> **INFORMATION SUPPLIED**:
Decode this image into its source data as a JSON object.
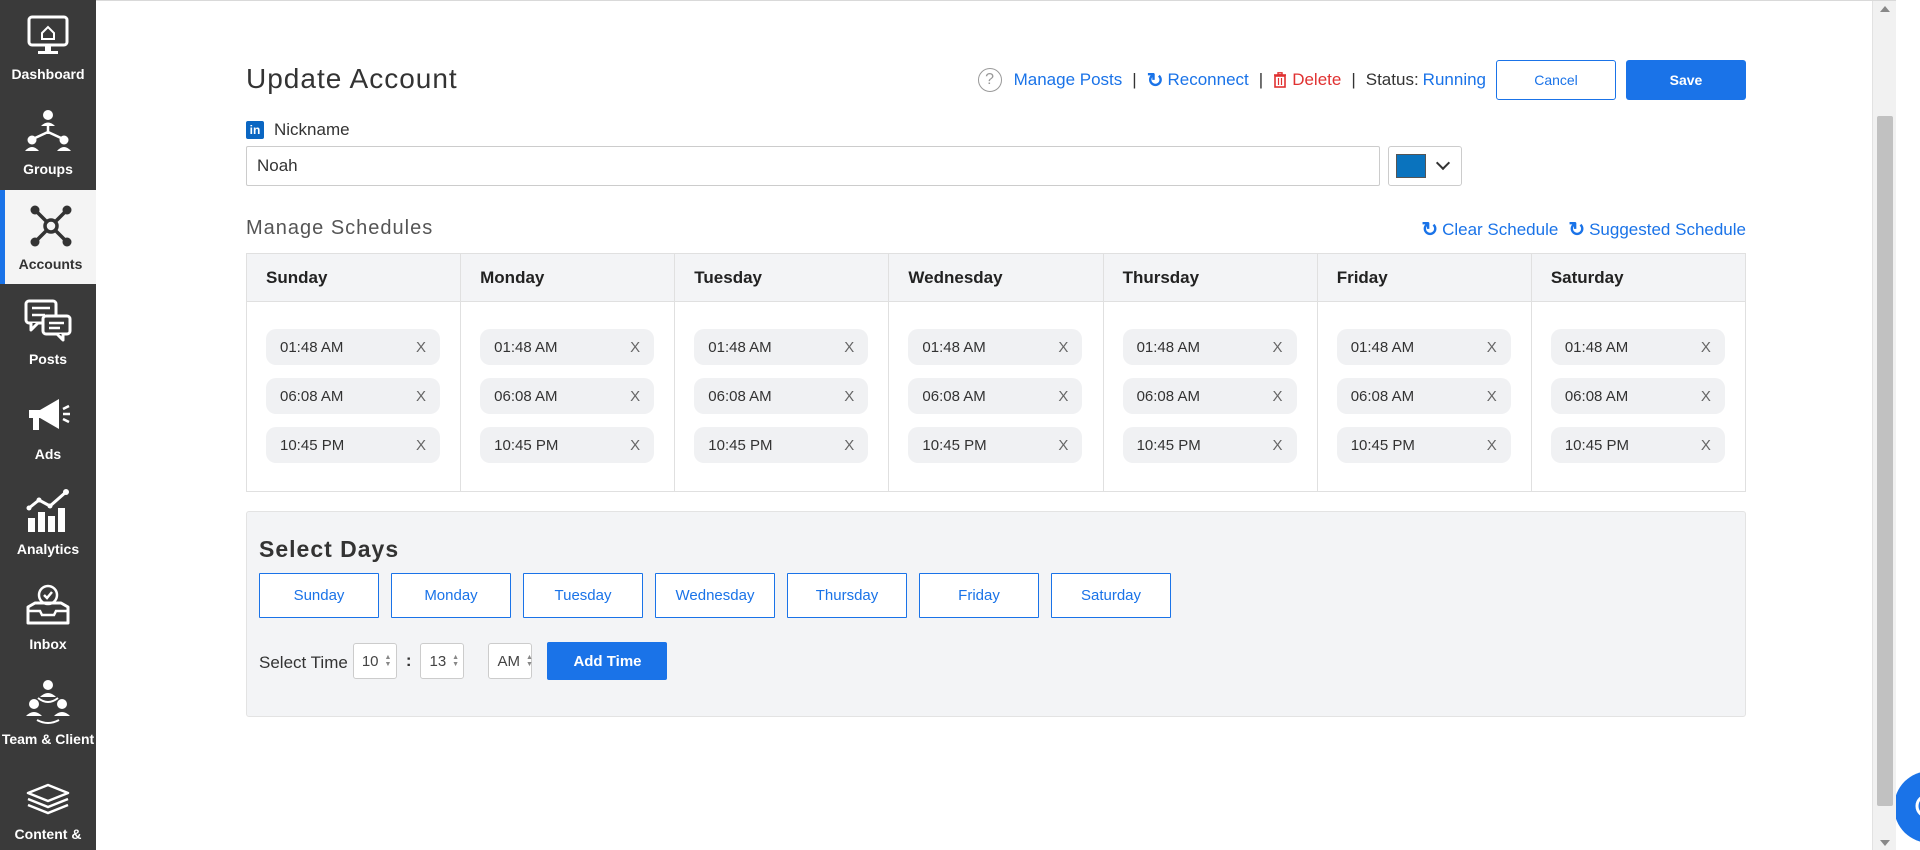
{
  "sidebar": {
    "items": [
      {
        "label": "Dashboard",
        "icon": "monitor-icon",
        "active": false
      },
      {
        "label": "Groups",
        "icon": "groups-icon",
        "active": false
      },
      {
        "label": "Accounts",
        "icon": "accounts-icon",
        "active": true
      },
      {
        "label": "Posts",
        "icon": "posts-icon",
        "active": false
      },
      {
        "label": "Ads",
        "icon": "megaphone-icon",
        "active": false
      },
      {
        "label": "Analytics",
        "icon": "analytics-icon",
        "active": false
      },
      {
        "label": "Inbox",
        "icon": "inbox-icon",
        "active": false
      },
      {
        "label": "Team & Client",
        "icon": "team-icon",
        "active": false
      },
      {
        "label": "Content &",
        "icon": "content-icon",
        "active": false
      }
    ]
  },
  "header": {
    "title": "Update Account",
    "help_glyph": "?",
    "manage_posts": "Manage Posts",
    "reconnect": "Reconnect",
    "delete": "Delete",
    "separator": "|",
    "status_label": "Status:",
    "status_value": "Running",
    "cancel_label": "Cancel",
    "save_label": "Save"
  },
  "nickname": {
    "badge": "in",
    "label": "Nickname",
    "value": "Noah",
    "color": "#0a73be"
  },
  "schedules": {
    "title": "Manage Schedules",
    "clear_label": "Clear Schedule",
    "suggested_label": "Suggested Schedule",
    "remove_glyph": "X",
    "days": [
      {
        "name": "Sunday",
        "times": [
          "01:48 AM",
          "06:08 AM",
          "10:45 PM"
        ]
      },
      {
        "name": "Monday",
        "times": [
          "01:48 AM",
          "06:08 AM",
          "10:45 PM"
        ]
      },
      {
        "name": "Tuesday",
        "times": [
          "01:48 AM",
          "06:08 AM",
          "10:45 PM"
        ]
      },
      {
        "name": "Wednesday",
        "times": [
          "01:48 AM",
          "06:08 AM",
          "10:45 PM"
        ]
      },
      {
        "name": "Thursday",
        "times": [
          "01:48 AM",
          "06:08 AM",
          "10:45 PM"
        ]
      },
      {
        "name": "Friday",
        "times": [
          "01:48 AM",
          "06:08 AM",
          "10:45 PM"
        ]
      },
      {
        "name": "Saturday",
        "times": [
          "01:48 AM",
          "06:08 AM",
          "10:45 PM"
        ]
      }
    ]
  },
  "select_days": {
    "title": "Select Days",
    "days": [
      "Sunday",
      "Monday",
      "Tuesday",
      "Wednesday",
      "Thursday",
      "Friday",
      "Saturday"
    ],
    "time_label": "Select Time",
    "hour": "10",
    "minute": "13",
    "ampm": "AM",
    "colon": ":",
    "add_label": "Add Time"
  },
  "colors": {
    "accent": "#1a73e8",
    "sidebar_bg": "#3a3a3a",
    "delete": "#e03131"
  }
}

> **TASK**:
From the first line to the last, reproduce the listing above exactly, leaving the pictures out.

> **TASK ANSWER**:
Decode this image into its source data as a JSON object.
{
  "sidebar": {
    "items": [
      {
        "label": "Dashboard",
        "icon": "monitor-icon",
        "active": false
      },
      {
        "label": "Groups",
        "icon": "groups-icon",
        "active": false
      },
      {
        "label": "Accounts",
        "icon": "accounts-icon",
        "active": true
      },
      {
        "label": "Posts",
        "icon": "posts-icon",
        "active": false
      },
      {
        "label": "Ads",
        "icon": "megaphone-icon",
        "active": false
      },
      {
        "label": "Analytics",
        "icon": "analytics-icon",
        "active": false
      },
      {
        "label": "Inbox",
        "icon": "inbox-icon",
        "active": false
      },
      {
        "label": "Team & Client",
        "icon": "team-icon",
        "active": false
      },
      {
        "label": "Content &",
        "icon": "content-icon",
        "active": false
      }
    ]
  },
  "header": {
    "title": "Update Account",
    "help_glyph": "?",
    "manage_posts": "Manage Posts",
    "reconnect": "Reconnect",
    "delete": "Delete",
    "separator": "|",
    "status_label": "Status:",
    "status_value": "Running",
    "cancel_label": "Cancel",
    "save_label": "Save"
  },
  "nickname": {
    "badge": "in",
    "label": "Nickname",
    "value": "Noah",
    "color": "#0a73be"
  },
  "schedules": {
    "title": "Manage Schedules",
    "clear_label": "Clear Schedule",
    "suggested_label": "Suggested Schedule",
    "remove_glyph": "X",
    "days": [
      {
        "name": "Sunday",
        "times": [
          "01:48 AM",
          "06:08 AM",
          "10:45 PM"
        ]
      },
      {
        "name": "Monday",
        "times": [
          "01:48 AM",
          "06:08 AM",
          "10:45 PM"
        ]
      },
      {
        "name": "Tuesday",
        "times": [
          "01:48 AM",
          "06:08 AM",
          "10:45 PM"
        ]
      },
      {
        "name": "Wednesday",
        "times": [
          "01:48 AM",
          "06:08 AM",
          "10:45 PM"
        ]
      },
      {
        "name": "Thursday",
        "times": [
          "01:48 AM",
          "06:08 AM",
          "10:45 PM"
        ]
      },
      {
        "name": "Friday",
        "times": [
          "01:48 AM",
          "06:08 AM",
          "10:45 PM"
        ]
      },
      {
        "name": "Saturday",
        "times": [
          "01:48 AM",
          "06:08 AM",
          "10:45 PM"
        ]
      }
    ]
  },
  "select_days": {
    "title": "Select Days",
    "days": [
      "Sunday",
      "Monday",
      "Tuesday",
      "Wednesday",
      "Thursday",
      "Friday",
      "Saturday"
    ],
    "time_label": "Select Time",
    "hour": "10",
    "minute": "13",
    "ampm": "AM",
    "colon": ":",
    "add_label": "Add Time"
  },
  "colors": {
    "accent": "#1a73e8",
    "sidebar_bg": "#3a3a3a",
    "delete": "#e03131"
  }
}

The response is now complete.